However, throughout the two years it took her to fail university, and the year afterwards, the woman remained by and large unloved. She had a few brief bouts of affection, but nothing that would satisfy her, and this gnawed even further at her self-confidence. She also found out that she needed this affection to feel alive.
Her two failed years in university went, and she moved onwards. She started her hormone therapy, which magnified her emotions greatly. This unleashed a torrent of feelings that stormed through her mind. Many of these feelings she couldn’t explain, but others she very much could. She found a new appreciation for her body, very much approving the changes it went through. She even agreed that she was beautiful, an idea she had never been able to agree with before.
Her loneliness, however, kept gnawing at her, and the idea that she was also disgusting, and unloveable buried itself in the back of her mind, and there it festered.
In July 2012 a year had passed since she had last shared a bed with someone. She realized that she had forgotten what the tongue of another tasted like, and since the breakup three-and-a-half years prior, she could count the amount of powerfully intimate moments on the fingers of a carpenter’s hand. The reassuring words quickly became empty and meaningless, and she lost almost all hope.
The Woman fell into another breakdown, as another emotional storm raged in her mind. She briefly considered suicide again, but once more decided against it.
As the storm calmed, and the breakdown slowly passed away, the Woman started becoming somewhat more hopeful again. As the year drew to a close, she looked ahead into her uncertain, but not at all dark future. In many ways, her life was just beginning, her story just past the first pages.

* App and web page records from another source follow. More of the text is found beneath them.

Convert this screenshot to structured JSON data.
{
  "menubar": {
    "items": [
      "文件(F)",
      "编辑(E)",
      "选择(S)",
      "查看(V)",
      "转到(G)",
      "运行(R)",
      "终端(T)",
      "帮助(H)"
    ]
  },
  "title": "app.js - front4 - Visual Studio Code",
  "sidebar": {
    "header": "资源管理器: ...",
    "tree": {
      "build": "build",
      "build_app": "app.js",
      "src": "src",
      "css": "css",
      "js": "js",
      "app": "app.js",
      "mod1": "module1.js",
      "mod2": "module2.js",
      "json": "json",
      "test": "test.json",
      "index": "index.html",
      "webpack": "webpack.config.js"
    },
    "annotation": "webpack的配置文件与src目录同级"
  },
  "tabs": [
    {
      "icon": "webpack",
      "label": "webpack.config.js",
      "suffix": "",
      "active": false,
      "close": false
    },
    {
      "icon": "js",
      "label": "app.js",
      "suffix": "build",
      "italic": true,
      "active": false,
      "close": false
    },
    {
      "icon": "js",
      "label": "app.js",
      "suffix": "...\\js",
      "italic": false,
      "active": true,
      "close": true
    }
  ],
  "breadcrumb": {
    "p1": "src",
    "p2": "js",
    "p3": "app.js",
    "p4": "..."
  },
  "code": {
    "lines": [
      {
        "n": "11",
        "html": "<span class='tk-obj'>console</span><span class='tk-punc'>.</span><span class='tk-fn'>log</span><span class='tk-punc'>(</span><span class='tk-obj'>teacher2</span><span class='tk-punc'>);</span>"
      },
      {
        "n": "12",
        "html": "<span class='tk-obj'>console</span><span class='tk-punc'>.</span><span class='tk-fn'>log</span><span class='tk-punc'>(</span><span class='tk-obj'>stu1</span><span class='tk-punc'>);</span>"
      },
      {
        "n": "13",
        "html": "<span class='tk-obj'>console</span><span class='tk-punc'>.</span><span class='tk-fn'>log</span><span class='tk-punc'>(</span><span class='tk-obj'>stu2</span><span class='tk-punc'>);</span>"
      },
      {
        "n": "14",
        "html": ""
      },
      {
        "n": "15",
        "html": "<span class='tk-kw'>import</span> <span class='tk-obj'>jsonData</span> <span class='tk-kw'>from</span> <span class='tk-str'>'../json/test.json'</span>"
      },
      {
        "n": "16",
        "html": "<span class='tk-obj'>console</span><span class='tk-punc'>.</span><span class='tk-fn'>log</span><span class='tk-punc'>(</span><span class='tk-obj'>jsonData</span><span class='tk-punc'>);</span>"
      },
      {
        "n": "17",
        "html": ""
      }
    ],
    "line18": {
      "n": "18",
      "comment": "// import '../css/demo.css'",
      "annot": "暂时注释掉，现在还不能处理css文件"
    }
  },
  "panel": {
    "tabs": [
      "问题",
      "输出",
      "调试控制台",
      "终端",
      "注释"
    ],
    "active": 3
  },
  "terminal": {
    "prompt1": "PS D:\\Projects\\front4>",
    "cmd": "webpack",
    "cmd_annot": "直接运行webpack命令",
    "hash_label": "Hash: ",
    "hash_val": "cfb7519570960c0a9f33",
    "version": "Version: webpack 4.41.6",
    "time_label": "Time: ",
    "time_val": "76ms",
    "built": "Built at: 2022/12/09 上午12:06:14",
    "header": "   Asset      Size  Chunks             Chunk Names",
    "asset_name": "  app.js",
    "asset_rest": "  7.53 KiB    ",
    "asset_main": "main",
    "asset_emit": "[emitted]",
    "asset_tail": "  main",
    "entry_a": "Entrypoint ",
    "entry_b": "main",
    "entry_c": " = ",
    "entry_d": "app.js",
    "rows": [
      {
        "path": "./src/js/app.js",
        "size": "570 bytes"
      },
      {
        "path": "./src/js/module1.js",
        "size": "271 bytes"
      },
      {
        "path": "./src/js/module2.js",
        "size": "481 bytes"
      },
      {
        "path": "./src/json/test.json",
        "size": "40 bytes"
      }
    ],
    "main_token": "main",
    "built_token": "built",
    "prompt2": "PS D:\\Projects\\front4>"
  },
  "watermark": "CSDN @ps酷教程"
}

The Woman is almost 23, and wonders what her next chapter will hold.